2 - to carefully be sure that she does not view Christianity as promoting antinomianism (rejection of the holiness of God's law and His character).
By recognizing that law-breaking deserves punishment and wrath, she is demonstrating a strong sense of justice and understanding a vital foundation (the bad news) for laying out the truth of the Gospel (the good news).

Where she goes wrong, however, is in thinking that both crimes are not equally punished -- that the crime committed by the brother who receives mercy goes unpunished.

So, here this is the point in which I introduce Jesus Christ. I ask her to consider that there are not merely two brothers, but in fact three brothers. The two who sin greviously and both deserve punishment. Now, the third brother is the true elder brother (thank you Tim Keller, Prodigal God). Jesus is the third brother who has not sinned or done any wrong. He doesn't deserve punishment. He has lived in perfect obedience to His father. He is the true heir and the brother with the entact birthright. Yet, he loves his true younger brother Jacob so much that he steps in and says, I will take his punishment for him.

Thus, the forgiven brother has his sin paid for by Jesus on the cross -- and he is also made co-heir with Christ in the father's kingdom. In the same way, when we we are forgiven by trusting in Christ's death on the cross for our sin against our Heavenly Father, we are made co-heirs with our elder brother Christ in His kingdom.

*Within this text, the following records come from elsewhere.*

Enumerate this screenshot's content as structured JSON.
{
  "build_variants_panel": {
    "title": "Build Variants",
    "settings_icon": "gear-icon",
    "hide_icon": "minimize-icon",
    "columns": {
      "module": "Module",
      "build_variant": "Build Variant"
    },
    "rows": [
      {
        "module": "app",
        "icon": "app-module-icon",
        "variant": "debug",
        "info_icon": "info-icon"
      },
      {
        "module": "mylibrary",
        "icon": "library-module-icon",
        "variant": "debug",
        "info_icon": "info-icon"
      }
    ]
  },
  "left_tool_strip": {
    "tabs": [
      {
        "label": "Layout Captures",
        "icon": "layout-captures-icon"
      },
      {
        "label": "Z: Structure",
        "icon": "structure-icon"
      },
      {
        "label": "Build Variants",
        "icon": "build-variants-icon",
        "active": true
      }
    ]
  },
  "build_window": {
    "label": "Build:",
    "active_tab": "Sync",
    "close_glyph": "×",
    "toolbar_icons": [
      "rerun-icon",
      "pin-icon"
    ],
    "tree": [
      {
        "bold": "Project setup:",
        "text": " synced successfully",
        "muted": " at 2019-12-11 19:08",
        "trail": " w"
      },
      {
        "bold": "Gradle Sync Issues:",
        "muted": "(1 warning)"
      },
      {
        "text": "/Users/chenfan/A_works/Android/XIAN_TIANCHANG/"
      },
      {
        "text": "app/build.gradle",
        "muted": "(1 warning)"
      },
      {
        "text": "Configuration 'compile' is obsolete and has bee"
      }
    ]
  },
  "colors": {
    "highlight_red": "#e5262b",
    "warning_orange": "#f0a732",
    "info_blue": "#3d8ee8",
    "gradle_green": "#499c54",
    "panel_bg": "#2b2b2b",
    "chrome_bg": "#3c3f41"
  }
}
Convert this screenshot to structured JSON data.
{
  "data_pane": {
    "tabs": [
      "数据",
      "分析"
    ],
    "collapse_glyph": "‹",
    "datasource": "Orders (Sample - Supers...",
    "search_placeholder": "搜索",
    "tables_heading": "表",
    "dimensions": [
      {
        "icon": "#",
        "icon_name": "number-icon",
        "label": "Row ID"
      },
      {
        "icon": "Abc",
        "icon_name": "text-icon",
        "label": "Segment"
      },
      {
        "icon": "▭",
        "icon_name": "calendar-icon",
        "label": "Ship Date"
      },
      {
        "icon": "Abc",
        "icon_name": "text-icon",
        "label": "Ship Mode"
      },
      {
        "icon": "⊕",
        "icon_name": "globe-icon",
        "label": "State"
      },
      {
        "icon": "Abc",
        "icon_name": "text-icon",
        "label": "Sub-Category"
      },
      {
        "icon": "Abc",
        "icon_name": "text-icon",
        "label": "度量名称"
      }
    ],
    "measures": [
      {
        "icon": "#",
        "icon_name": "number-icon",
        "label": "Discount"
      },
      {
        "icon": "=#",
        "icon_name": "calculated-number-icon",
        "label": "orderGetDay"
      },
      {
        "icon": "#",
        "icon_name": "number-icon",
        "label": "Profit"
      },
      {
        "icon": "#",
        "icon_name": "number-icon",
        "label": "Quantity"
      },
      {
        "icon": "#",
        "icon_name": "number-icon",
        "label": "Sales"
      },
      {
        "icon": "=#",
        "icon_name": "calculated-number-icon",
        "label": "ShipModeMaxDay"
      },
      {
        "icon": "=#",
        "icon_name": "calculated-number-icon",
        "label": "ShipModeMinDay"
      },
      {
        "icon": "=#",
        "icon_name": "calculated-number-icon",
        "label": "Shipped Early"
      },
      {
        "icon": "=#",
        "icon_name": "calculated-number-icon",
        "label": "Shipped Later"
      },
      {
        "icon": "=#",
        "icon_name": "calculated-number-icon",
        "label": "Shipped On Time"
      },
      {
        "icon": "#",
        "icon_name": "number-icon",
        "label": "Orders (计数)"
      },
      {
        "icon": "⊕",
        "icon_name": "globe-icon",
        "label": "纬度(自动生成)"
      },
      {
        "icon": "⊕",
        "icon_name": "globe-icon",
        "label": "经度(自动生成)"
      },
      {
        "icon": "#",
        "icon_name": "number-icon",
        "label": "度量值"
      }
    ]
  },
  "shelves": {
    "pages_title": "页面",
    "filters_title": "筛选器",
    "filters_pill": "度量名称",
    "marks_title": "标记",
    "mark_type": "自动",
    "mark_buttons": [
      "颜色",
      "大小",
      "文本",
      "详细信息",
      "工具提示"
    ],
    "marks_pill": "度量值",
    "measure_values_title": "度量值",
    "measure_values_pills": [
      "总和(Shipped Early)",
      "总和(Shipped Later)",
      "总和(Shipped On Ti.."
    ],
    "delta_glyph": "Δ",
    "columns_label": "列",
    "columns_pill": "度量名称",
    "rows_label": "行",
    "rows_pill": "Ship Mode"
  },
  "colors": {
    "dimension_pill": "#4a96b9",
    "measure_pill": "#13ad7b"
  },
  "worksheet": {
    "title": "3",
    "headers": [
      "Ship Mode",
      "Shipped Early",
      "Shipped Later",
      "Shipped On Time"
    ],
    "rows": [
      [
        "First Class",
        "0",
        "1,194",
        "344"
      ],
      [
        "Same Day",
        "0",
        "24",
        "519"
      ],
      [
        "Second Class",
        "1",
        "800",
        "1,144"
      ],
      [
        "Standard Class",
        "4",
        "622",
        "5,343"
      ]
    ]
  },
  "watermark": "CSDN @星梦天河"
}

Not sure what kind of impact it made, but she seemed to be thinking pretty hard about it. Now, we pray.